"This is an extremely informative, thoughtful and illuminating book that should be read by every open-minded scholar who is interested in the causes of crime and antisocial behaviour...the whole book is a tour de force in its masterly reviews of the literature on biology and crime." --David P. Farrington in PSYCHOLOGICAL MEDICINE

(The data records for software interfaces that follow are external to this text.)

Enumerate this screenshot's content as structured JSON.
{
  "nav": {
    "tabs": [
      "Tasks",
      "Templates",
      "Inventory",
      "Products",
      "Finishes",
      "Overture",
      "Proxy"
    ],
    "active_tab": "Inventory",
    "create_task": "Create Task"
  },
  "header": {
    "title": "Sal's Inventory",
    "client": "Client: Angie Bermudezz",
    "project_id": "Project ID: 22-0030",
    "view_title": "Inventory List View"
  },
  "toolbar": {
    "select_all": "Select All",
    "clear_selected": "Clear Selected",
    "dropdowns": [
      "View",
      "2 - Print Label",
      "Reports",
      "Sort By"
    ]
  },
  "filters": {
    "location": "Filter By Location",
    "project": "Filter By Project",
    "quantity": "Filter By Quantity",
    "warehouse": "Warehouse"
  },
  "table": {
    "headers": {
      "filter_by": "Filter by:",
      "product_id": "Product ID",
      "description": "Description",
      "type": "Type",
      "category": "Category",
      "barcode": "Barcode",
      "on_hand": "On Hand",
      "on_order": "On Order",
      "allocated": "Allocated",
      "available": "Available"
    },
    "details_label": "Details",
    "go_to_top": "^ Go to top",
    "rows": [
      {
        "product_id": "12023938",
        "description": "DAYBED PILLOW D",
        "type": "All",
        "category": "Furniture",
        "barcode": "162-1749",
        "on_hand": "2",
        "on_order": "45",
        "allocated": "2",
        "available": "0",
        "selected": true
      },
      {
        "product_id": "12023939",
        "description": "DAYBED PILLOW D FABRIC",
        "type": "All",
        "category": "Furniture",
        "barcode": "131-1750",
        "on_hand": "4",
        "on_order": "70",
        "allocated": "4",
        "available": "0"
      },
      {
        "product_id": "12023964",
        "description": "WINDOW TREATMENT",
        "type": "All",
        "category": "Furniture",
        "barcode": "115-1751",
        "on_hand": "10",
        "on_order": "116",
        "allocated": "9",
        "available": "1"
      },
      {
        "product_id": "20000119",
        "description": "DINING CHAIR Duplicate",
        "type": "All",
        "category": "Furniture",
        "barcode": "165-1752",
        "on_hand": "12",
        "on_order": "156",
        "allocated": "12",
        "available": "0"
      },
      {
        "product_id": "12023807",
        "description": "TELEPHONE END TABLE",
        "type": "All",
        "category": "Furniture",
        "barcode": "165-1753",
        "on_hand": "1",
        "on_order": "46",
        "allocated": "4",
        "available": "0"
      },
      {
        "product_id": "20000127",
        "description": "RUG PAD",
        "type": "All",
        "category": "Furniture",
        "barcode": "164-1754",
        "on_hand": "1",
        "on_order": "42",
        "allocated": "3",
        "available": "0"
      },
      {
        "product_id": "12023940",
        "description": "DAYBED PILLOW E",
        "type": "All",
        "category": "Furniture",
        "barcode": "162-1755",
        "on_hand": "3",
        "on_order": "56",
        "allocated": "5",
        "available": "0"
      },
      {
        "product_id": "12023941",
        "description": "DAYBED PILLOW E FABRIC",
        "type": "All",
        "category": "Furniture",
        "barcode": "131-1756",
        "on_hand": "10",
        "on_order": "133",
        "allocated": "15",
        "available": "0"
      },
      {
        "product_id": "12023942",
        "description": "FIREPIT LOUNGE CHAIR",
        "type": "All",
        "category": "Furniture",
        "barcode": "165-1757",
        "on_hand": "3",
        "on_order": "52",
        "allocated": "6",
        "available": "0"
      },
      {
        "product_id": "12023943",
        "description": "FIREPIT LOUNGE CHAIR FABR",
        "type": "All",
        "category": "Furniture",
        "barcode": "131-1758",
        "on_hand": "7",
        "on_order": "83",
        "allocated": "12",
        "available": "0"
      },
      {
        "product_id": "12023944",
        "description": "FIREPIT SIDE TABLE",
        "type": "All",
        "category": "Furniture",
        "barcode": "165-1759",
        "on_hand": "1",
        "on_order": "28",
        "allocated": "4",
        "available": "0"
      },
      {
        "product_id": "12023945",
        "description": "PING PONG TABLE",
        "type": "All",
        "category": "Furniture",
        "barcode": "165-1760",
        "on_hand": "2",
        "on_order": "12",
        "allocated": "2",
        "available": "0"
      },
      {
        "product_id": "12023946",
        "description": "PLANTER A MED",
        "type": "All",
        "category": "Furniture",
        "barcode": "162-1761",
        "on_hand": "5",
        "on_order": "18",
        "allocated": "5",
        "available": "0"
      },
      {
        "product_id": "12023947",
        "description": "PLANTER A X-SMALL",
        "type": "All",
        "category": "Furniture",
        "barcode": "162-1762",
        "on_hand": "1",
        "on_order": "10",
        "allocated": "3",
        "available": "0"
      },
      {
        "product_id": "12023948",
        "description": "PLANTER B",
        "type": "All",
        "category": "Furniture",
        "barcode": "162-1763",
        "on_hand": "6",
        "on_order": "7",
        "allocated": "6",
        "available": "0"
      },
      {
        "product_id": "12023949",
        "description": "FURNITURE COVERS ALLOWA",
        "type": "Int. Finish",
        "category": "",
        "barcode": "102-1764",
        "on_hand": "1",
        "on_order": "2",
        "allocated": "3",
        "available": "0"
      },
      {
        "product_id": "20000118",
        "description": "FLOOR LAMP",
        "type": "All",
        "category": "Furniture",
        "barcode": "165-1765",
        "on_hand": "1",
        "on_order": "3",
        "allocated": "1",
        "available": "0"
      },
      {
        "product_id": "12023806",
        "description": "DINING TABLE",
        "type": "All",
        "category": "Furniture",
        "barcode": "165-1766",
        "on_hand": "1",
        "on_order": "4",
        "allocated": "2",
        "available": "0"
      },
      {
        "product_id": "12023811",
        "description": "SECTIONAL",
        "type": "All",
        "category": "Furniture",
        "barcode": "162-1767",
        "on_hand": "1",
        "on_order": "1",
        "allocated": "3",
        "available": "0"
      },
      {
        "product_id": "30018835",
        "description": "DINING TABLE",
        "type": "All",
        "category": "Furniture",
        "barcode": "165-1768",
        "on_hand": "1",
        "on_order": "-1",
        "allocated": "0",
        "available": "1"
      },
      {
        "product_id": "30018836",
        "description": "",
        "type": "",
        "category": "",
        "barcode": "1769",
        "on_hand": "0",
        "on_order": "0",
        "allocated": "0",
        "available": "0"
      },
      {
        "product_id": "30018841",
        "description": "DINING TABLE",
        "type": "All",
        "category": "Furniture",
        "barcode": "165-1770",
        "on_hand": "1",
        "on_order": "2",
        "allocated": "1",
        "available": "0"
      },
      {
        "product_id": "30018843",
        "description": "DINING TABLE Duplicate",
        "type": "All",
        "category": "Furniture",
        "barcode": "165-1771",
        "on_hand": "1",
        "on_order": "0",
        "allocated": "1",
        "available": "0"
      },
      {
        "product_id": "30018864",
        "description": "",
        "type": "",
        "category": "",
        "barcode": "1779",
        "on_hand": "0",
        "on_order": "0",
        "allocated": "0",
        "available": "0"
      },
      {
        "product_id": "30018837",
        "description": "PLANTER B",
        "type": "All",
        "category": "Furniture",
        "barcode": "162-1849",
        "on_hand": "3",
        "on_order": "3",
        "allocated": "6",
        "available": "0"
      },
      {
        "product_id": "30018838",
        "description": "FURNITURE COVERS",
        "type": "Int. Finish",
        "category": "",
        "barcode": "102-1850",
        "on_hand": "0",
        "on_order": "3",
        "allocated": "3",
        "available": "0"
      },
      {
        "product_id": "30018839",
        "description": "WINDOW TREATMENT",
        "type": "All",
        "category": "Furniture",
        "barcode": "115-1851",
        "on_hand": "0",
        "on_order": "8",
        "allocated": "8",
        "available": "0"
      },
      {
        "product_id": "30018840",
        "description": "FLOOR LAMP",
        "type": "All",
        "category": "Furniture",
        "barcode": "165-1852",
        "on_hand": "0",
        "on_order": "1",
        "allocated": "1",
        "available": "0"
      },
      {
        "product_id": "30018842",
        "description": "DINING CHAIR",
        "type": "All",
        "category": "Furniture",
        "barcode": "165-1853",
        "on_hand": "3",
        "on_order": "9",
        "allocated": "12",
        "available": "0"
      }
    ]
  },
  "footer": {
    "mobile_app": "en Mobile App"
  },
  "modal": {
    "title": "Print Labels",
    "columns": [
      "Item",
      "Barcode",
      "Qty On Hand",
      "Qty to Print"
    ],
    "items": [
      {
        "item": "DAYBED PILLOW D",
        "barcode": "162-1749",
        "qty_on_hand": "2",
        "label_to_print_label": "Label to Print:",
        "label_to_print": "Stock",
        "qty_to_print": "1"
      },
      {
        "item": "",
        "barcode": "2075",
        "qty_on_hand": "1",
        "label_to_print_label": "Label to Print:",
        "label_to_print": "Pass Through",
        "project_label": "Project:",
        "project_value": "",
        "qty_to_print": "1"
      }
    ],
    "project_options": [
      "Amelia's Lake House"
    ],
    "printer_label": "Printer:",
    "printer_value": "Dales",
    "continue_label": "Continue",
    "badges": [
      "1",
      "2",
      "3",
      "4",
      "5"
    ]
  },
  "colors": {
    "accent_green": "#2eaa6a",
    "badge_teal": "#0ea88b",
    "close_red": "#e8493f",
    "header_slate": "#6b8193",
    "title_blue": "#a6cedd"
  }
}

"Raine's book presents an exemplary summary of the available evidence on all the risk factors for criminality that have been studied along more or less scientific lines, both biological and environmental. His scholarship is impeccable; he relies throughout on experimental (or at least empirical) evidence, is able to assess its evidential and probative value, and threads his way carefully through the forest of overlapping categories--criminal and psychopathic, schizotypal personality, etc. He is careful to introduce biological terms and constructs before discussing their relation to crime, and always gives both sides of any controversy that has arisen. The book sets a standard that will be difficult to surpass... It is clear that there must exist neurochemical, hormonal, psychophysiological, and other biological structures and functions acting as intermediaries between DNA and criminal behavior. It is in discussion of these factors, which makes up the major part of the book, that Raine shines; it is here that his expertise is most manifest... The book can be safely recommended as an excellent summary of the known facts in this tantalizing field... The book is outstandingly successful." --H.J. EYSENCK, University of London in CONTEMPORARY PSYCHOLOGY
"I enjoyed reading the book and learned much from it. To my knowledge there is nothing like it available. It exhaustively reviews the recent literature on the psychological and physiological characteristics of serious criminal offenders. Raine brilliantly compresses a huge, complex, unwieldy, and occasionally